Neither Wan Long nor China’s leaders are fools. They know that, historically, when the human beings have no food, political unrest follows. The Chinese must resolve their farm-city food equation; it’s in the world’s best interest that they do so.
If that requires the Chinese to buy American expertise, please: have at it! Better that than political turmoil that will make the events of 1949 or the Cultural Revolution look like small potatoes indeed. Only this time, every person on the planet will be dragged into the chaos. If the sale of Smithfield can help prevent that, more power to it and to Shuanghui International.
But at a time when American agriculture is under attack from Pollanist reformers, and many people crusade to transform modern livestock production into a pastoral, but antiquated, idyll, the Smithfield sale reminds us of the benefits of our meat supply system. If we turn our backs on it, we may not like the return to the past that our future will become.

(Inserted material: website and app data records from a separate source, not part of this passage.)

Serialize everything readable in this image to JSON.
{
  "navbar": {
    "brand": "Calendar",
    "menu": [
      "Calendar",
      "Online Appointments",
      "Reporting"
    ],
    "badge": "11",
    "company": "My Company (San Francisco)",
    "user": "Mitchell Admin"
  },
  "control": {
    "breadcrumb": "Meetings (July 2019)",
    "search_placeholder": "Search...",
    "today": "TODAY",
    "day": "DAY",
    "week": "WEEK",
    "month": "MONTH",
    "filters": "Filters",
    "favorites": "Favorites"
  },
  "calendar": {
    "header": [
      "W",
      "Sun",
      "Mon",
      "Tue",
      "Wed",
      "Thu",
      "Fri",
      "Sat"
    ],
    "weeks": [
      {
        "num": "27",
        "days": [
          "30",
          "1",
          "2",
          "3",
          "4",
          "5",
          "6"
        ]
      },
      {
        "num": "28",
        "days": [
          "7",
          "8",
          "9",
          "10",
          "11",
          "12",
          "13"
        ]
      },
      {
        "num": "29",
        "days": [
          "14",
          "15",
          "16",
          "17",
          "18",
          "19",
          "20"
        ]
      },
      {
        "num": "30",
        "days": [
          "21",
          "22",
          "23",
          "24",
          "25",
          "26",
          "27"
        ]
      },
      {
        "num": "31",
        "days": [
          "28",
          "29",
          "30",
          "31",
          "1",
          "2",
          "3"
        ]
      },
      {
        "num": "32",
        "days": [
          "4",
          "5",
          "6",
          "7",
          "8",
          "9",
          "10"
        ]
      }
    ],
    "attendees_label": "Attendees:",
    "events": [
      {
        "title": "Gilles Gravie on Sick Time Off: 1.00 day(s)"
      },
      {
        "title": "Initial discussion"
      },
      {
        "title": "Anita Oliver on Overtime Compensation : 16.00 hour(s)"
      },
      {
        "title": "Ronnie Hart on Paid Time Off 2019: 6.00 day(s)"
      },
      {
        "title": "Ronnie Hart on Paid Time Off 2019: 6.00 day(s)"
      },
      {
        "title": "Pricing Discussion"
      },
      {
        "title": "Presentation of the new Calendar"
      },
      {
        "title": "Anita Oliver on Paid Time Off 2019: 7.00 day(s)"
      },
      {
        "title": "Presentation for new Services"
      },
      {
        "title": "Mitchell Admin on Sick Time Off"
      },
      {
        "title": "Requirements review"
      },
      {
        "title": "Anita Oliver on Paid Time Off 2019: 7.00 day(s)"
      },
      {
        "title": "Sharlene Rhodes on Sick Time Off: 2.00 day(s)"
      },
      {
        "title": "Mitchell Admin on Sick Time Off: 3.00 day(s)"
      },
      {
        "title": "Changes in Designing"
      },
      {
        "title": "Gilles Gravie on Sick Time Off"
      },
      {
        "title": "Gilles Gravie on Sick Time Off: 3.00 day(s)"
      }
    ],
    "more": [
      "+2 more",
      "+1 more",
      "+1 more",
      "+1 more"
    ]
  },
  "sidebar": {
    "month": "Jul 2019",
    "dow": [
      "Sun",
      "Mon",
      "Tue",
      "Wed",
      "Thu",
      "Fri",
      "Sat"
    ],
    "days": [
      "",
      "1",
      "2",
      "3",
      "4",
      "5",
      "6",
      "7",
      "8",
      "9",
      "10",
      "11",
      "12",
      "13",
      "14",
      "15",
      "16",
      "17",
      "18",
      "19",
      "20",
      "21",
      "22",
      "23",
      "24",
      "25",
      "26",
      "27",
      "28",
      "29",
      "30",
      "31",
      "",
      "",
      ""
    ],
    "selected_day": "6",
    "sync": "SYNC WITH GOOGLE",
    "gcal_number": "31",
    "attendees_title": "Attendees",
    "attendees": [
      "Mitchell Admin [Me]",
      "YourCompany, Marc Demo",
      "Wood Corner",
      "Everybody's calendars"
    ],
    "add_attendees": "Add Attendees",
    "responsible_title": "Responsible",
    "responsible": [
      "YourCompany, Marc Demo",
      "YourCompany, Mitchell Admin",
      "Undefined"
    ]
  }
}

*1: Americans began shifting to a consumer economy about a century ago. The project gained impetus during the Great Depression of the 1930s. President Franklin Roosevelt’s New Deal aimed at “priming the pump”: putting money into Americans’ pockets so that they could buy stuff and thus generate employment.
But Americans began the transition to a consumer economy only after they’d successfully built a “producer” economy: During the nineteenth century, Americans focused on building transportation infrastructure as well as factories for the manufacture of goods that furthered industrial development: rail ties and sewer pipes, machine tools and steam engines. By the end of the nineteenth century, that foundational structure was in place and they shifted their attention to manufacturing consumer goods — radios, clothing, cosmetics, and cars. Americans bought such goods prior to twentieth century, of course, and they continued to invest in and manufacture producer goods after consumer consumer gained supremacy. But in the twentieth century, the economy revolved around making and getting (relatively) unnecessary “stuff.”
*2: Getting to “cheap food” isn’t as easy as it sounds because it requires a society to overcome the “paradox of plenty”: When food is abundant and supplies are greater than demand, consumers enjoy low prices, but food producers — farmers — earn little profit. If the reverse is true and demand outstrips supply, food prices rise. Farmers profit, but consumers howl.
Thus the fundamental contradiction of a consumer economy: the paradox of plenty (or, as farmers call it, the pain of plenty). Urbanites demand that farmers produce an abundance of foodstuffs. But if farmers comply, they earn little profit and so either can’t or won’t produce more. And so the consumer economy has grown hand-in-hand with one of the great balancing acts of American politics: the need to guarantee cheap food on one hand and income parity for farmers on the other, a need that spawned the programs and policies known collectively as “farm subsidies.” This balancing act was and still is complicated by the fact that most Americans live in cities and don’t produce their own food.